Congress Park’s 3-year-old 12@Madison is the latest to announce its closure following the 10-week coronavirus shutdown in Denver. The 40-seat restaurant was too small to manage a reopening under the current guidelines, according to a release.

“It would be incredibly difficult to social distance appropriately in that space, even with the patio,” the release said. “12@Madison was designed as a restaurant that thrived on intimacy — from shared small plates to human interactions. That model is just not sustainable for the foreseeable future.”

12@Madison was owner Jeff Osaka’s second restaurant by the same name. The first 12 opened in 2008 in Denver and closed in 2014.

“Not that it’s worse or better, but closing a second time around is not good,” Osaka said. “I know we could have tried — the new buzzword is pivot — but I think it would have lost its integrity as a restaurant.”

As restaurant owners contemplate what formats and models will be sustainable moving forward, they are relying on options like expanded outdoor seating, continued alcohol delivery and takeout and the start of reservation-only dining rooms.

They’re also adjusting menus to customers’ tastes during a lasting pandemic and hoping that the public still wants to dine out, now or eventually.

Across town, Frank Bonanno will reopen his flagship fine dining restaurant, Mizuna, on Friday, but he’ll only be able to seat 16 people a night following the new state and city guidelines of 50% indoor capacity and six feet between tables.
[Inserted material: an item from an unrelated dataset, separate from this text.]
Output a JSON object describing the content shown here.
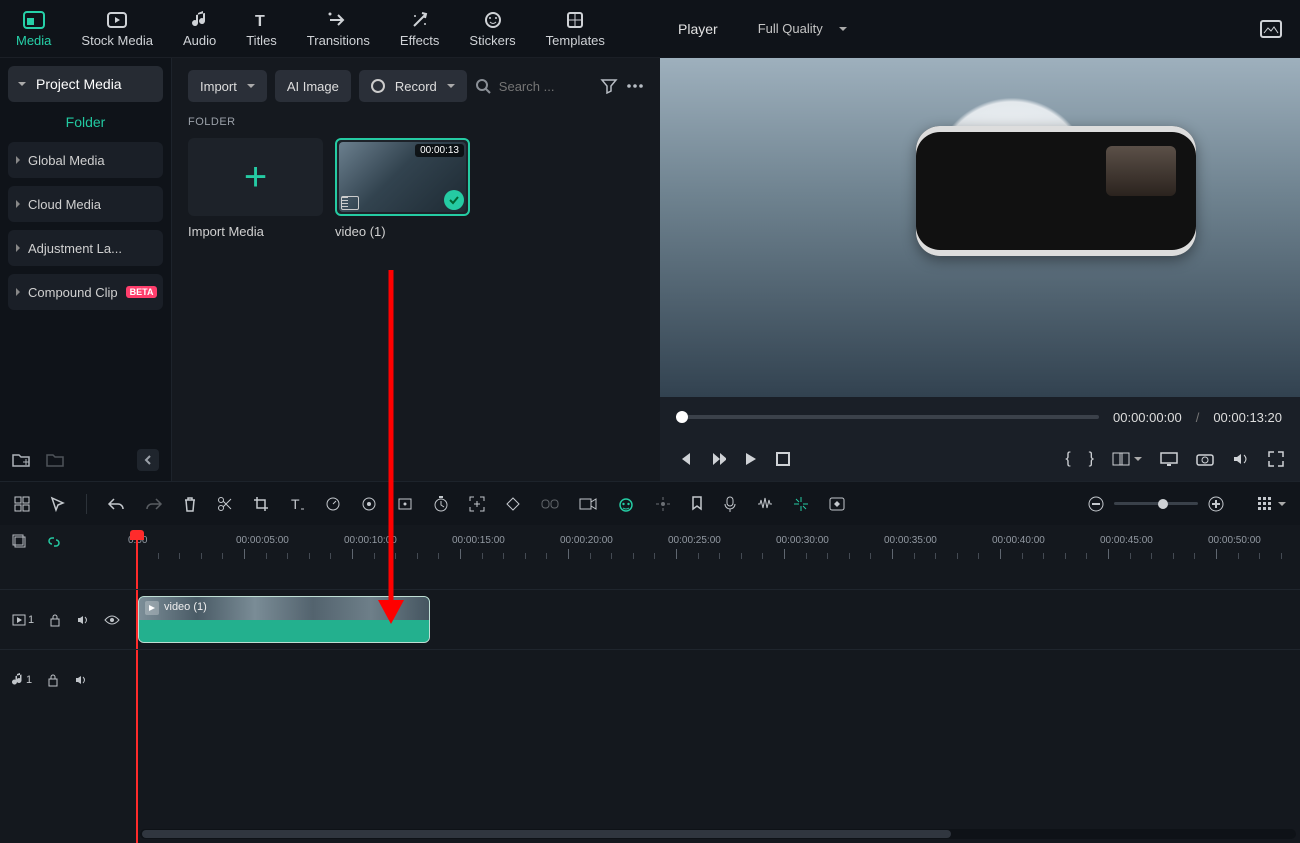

To make the numbers work for him and his staff, he’s offering a 3-course $95 tasting menu and nothing else.

“You’re essentially, you’re paying for your table for the night,” Bonanno said. “Restaurants, and I’m guilty of this, we’re going to try to churn you out as fast as possible … so let’s go the opposite way and make it as safe and as nice a dining experience as you’re used to. Maybe this is the time to do that and give people the chance to have a really high-end experience with as little contact as possible.”

Whether or not people still want a high-end dining experience remains to be seen at a time when more than 550,000 Coloradans are applying for unemployment.

“It’s a big gamble,” Bonanno said. “Hopefully there are people that want to have a true dining experience still.”

Upon closing 12, a small-plates restaurant that would be considered upscale to many diners, Osaka said he wonders if “maybe the playing field should be a little more equal when it comes to food.”

“What may end up being left (after coronavirus) is your quick-service or fast food, or a lot of people with deep pockets, your multi-unit operations,” he said. “And unfortunately the landscape is going to be a little homogenous or a little bland, I fear.”

Even as his own restaurant is closing, Osaka is more worried for the family-owned, international restaurants, and owners who are first-generation, for whom English is a second language.

“I think it’s going to be a make or break for that sector as well,” he said. “It’s tough because you’re calling me, and I appreciate it. But who’s calling them?”

This content was originally published here.